Platform engineering is the discipline of designing, building and maintaining the infrastructure, tools and underlying systems that software engineers need for developing, deploying and operating applications. These include cloud computing platforms, container orchestration platforms, CI/CD pipelines, monitoring and observability tools, internal developer portals and security and compliance frameworks.
As such, platform engineering is a core concept of Team Topologies. One of the Team Topologies, the Platform team, embodies the notion of platform engineering. The Platform team’s work enables Stream-aligned Teams to deliver features more quickly by providing them with the systems they need to do so, i.e with the Platform as a Product. For example, the Platform team might maintain a set of microservices that handle authentication, logging, or data storage, which can be used across different projects.
With the Platform team providing internal platform services to other teams, the organization can build, deploy, and run applications more efficiently. To support this, the platform needs to be easy to use, highly maintained, sustainable, lightweight and accessible, for example with an internal developer portal that serves as a productized interface to the platform.
Benefits of Platform Engineering in Team Topologies
Platform engineering in Team Topologies offers numerous benefits that can significantly enhance the efficiency, scalability and overall performance of an organization's software development lifecycle. Here are some of the key advantages:
Streamlined Development Processes
Platform engineering provides the tools, services and best practices that developers from the Stream-aligned team can use for delivering features faster. Rather than spending time and effort figuring out how to set up environments or worrying about infrastructure, Stream-aligned teams can focus on developing customer-facing features. This division of responsibilities and focus of expertise makes the development process more quick and efficient.
Scalability and Flexibility
As the organization grows, the services provided by the Platform team can adapt to increased loads and more complex use cases.
By speeding up the development process and scaling operations, Platform engineering teams can significantly reduce the time it takes to go from design to production. In today's fast-paced market driven by high customer expectations, this is essential for maintaining a competitive advantage.
Building and maintaining a standardized platform with reusable components and automation is generally more cost-effective than having disparate tools and practices across teams. In the long run, these cost savings can become significant. For example, using the portal as an interface that unifies all developer routines, can include such developer self-service actions as scaffolding a service or provisioning a cloud resource, saving time and resources.

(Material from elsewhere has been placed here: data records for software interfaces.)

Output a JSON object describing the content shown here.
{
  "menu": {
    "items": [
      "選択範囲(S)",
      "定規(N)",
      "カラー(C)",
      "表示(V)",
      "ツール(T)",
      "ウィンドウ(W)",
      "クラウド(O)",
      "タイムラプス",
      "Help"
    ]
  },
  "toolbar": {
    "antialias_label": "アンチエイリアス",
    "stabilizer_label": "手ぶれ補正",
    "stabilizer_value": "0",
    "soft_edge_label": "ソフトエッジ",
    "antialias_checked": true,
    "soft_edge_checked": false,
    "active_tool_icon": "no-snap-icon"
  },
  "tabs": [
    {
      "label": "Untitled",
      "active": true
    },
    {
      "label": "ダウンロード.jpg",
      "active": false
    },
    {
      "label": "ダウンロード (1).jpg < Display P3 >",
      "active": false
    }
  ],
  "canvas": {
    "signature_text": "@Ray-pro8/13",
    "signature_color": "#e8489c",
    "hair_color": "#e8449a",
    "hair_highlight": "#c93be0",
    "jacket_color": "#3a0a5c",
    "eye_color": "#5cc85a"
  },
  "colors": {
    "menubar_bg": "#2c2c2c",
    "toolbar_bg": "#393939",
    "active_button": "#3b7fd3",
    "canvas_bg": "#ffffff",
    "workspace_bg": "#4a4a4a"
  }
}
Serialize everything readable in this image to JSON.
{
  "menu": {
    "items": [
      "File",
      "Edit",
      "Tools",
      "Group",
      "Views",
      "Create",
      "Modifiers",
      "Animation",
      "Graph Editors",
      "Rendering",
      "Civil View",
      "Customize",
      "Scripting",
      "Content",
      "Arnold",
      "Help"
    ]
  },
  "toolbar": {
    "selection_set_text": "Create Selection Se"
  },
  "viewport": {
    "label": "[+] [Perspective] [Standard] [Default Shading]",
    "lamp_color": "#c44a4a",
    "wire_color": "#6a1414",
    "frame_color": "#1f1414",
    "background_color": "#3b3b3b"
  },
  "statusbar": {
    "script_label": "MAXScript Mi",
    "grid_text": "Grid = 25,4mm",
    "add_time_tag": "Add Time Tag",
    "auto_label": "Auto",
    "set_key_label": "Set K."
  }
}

Improved Quality and Reliability
Standardized and automated tools and practices usually result in fewer errors and higher quality output. The Platform team provides these to the Stream-delivery team, ensuring their underlying systems perform exceptionally well and support and uplift customer-facing development tasks.
In a Team Topology model, Platform teams enable the other teams to collaborate more effectively by providing a common and standardized set of tools to use.
Innovation and Experimentation
With the heavy lifting of setup and maintenance out of the way, the other teams are free to innovate. They can experiment with new features and technologies without the risk of destabilizing the entire system or the cognitive load pressure of having to set up and maintain underlying systems.